• _TASK REQUIREMENTS_
In how many lines of the listing below does the word "label" occur? Say only the number.

• _WORKING DATA_
◆ ◆ ◆ ◆ ◆

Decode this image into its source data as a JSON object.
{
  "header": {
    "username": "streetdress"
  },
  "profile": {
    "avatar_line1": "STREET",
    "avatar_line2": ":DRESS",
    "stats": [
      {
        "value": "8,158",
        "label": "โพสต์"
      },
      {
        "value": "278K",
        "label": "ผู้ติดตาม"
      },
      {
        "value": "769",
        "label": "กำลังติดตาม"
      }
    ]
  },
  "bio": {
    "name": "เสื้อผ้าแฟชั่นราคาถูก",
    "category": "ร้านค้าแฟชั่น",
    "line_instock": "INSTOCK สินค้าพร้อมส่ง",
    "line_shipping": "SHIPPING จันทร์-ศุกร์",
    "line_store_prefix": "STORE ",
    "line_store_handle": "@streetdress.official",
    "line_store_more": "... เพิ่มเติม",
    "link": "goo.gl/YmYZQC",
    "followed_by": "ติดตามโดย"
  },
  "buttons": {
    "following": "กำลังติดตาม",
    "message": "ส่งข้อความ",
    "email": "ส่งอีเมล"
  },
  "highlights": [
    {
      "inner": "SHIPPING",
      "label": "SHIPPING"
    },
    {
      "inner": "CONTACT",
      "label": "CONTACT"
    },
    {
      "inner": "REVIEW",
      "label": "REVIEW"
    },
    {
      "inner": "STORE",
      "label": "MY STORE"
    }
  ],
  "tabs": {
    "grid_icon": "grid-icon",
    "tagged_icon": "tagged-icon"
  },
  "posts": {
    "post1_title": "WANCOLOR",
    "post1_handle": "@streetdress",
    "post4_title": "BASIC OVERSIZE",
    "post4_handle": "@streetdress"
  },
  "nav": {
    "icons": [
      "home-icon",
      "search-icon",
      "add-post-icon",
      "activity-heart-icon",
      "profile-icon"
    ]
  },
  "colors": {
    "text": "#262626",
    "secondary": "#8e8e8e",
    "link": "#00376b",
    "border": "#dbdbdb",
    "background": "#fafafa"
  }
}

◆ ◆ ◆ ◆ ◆

• _WRITTEN ANSWER_
7